Top of Data supplied

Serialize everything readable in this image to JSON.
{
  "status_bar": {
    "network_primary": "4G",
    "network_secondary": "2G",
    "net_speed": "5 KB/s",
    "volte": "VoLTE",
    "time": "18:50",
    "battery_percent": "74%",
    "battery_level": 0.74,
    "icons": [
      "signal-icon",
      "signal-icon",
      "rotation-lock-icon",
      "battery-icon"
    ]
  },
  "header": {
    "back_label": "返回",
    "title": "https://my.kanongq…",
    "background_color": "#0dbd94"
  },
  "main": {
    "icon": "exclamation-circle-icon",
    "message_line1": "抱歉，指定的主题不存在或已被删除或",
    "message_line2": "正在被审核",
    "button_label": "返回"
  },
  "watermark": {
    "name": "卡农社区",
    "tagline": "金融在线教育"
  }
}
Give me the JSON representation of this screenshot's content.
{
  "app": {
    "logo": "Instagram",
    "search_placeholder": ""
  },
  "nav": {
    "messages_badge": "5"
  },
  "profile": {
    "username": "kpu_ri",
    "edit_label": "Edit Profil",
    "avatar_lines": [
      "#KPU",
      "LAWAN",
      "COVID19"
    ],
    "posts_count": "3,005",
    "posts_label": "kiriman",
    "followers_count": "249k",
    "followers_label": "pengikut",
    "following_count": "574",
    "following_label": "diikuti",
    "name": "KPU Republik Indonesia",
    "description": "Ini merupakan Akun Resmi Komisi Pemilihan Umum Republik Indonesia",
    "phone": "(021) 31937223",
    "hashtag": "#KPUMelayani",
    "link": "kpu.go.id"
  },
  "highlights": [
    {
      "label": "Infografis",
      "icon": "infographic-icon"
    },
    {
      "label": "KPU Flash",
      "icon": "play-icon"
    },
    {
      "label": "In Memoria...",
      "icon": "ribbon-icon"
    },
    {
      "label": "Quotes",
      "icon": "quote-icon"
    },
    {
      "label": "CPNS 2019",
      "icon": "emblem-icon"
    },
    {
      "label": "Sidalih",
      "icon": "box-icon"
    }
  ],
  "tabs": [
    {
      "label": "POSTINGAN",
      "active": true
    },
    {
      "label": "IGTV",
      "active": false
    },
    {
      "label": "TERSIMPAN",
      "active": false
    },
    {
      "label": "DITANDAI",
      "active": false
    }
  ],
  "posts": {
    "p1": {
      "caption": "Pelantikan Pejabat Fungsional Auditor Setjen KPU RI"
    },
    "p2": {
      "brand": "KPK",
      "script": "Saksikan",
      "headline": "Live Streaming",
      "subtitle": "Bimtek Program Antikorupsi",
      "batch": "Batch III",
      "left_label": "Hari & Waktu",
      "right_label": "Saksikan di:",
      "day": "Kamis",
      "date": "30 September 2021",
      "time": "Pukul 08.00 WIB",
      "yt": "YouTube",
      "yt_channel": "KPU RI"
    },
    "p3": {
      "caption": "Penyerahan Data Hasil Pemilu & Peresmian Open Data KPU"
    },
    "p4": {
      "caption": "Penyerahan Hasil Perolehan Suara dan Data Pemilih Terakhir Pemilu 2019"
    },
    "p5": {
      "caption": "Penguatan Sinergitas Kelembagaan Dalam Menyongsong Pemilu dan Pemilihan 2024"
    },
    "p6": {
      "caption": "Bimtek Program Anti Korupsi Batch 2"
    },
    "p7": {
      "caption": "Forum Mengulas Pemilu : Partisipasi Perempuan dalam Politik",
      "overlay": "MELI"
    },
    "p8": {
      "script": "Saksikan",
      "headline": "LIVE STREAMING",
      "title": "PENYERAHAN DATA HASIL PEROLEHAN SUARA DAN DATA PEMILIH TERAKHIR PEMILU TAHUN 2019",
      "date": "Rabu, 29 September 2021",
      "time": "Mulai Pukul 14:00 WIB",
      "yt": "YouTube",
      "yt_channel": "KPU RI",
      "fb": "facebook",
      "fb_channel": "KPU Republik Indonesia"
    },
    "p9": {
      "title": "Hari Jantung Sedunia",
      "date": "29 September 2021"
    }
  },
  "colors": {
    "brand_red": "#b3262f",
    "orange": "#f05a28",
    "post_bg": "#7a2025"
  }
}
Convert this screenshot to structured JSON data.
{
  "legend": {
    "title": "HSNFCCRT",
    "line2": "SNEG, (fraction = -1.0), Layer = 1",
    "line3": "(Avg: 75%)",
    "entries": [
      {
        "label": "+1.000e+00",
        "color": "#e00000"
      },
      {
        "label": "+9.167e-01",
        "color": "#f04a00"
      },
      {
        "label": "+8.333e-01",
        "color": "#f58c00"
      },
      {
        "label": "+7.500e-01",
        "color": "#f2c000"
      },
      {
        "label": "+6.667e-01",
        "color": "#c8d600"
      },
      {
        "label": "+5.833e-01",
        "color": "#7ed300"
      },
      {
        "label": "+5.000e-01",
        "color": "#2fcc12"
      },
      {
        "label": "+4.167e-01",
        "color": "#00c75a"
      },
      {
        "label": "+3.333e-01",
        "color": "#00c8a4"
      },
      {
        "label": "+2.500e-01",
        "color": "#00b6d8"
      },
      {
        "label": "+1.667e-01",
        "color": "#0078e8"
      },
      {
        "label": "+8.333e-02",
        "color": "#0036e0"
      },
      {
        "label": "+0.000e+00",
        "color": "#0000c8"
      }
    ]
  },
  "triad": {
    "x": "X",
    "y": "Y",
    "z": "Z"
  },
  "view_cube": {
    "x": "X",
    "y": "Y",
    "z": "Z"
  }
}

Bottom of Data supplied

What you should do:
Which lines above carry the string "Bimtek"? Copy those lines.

Task output:
      "subtitle": "Bimtek Program Antikorupsi",
      "caption": "Bimtek Program Anti Korupsi Batch 2"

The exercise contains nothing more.